▸ **Work required**: Leaving every image behind, reproduce the records word for word.

▸ **Provided material**:
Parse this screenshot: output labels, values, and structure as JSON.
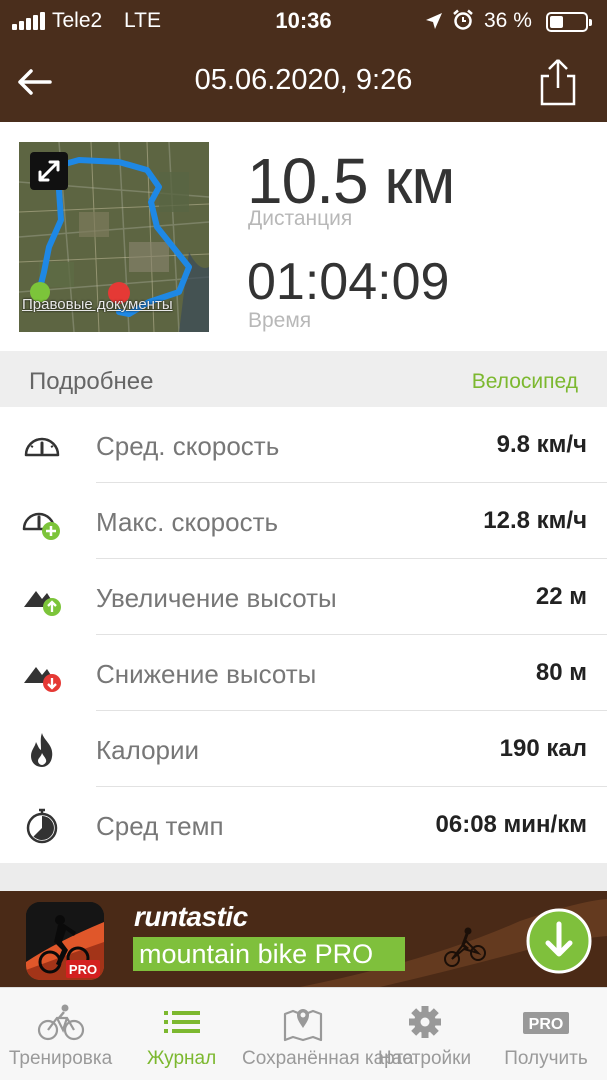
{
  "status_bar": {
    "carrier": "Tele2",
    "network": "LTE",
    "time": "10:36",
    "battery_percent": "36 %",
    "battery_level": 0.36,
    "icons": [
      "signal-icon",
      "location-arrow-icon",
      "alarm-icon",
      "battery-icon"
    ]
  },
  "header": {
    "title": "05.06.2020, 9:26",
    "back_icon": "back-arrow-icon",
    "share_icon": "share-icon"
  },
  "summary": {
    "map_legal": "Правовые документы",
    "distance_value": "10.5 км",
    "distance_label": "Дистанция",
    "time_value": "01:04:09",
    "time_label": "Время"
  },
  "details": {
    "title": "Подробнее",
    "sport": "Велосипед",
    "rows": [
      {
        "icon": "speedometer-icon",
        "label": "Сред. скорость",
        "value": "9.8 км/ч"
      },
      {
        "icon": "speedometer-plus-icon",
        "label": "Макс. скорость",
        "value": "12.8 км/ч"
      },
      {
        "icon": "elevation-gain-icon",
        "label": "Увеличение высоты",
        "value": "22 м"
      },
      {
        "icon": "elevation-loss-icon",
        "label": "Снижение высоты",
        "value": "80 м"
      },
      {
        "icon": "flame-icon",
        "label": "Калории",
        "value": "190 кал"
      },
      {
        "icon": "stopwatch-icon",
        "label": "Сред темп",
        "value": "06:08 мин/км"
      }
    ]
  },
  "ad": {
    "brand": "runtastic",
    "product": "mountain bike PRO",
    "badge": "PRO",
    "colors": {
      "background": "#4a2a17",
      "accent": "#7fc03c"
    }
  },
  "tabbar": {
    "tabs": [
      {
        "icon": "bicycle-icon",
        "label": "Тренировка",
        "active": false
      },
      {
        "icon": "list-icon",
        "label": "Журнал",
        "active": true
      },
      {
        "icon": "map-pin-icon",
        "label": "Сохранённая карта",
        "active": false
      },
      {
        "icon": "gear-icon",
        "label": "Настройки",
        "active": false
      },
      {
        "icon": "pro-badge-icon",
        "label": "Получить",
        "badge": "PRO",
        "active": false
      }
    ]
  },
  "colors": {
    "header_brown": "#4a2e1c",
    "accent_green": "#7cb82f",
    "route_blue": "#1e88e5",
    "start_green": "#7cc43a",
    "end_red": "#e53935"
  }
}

▸ **Expected answer**:
Parse this screenshot: output labels, values, and structure as JSON.
{
  "status_bar": {
    "carrier": "Tele2",
    "network": "LTE",
    "time": "10:36",
    "battery_percent": "36 %",
    "battery_level": 0.36,
    "icons": [
      "signal-icon",
      "location-arrow-icon",
      "alarm-icon",
      "battery-icon"
    ]
  },
  "header": {
    "title": "05.06.2020, 9:26",
    "back_icon": "back-arrow-icon",
    "share_icon": "share-icon"
  },
  "summary": {
    "map_legal": "Правовые документы",
    "distance_value": "10.5 км",
    "distance_label": "Дистанция",
    "time_value": "01:04:09",
    "time_label": "Время"
  },
  "details": {
    "title": "Подробнее",
    "sport": "Велосипед",
    "rows": [
      {
        "icon": "speedometer-icon",
        "label": "Сред. скорость",
        "value": "9.8 км/ч"
      },
      {
        "icon": "speedometer-plus-icon",
        "label": "Макс. скорость",
        "value": "12.8 км/ч"
      },
      {
        "icon": "elevation-gain-icon",
        "label": "Увеличение высоты",
        "value": "22 м"
      },
      {
        "icon": "elevation-loss-icon",
        "label": "Снижение высоты",
        "value": "80 м"
      },
      {
        "icon": "flame-icon",
        "label": "Калории",
        "value": "190 кал"
      },
      {
        "icon": "stopwatch-icon",
        "label": "Сред темп",
        "value": "06:08 мин/км"
      }
    ]
  },
  "ad": {
    "brand": "runtastic",
    "product": "mountain bike PRO",
    "badge": "PRO",
    "colors": {
      "background": "#4a2a17",
      "accent": "#7fc03c"
    }
  },
  "tabbar": {
    "tabs": [
      {
        "icon": "bicycle-icon",
        "label": "Тренировка",
        "active": false
      },
      {
        "icon": "list-icon",
        "label": "Журнал",
        "active": true
      },
      {
        "icon": "map-pin-icon",
        "label": "Сохранённая карта",
        "active": false
      },
      {
        "icon": "gear-icon",
        "label": "Настройки",
        "active": false
      },
      {
        "icon": "pro-badge-icon",
        "label": "Получить",
        "badge": "PRO",
        "active": false
      }
    ]
  },
  "colors": {
    "header_brown": "#4a2e1c",
    "accent_green": "#7cb82f",
    "route_blue": "#1e88e5",
    "start_green": "#7cc43a",
    "end_red": "#e53935"
  }
}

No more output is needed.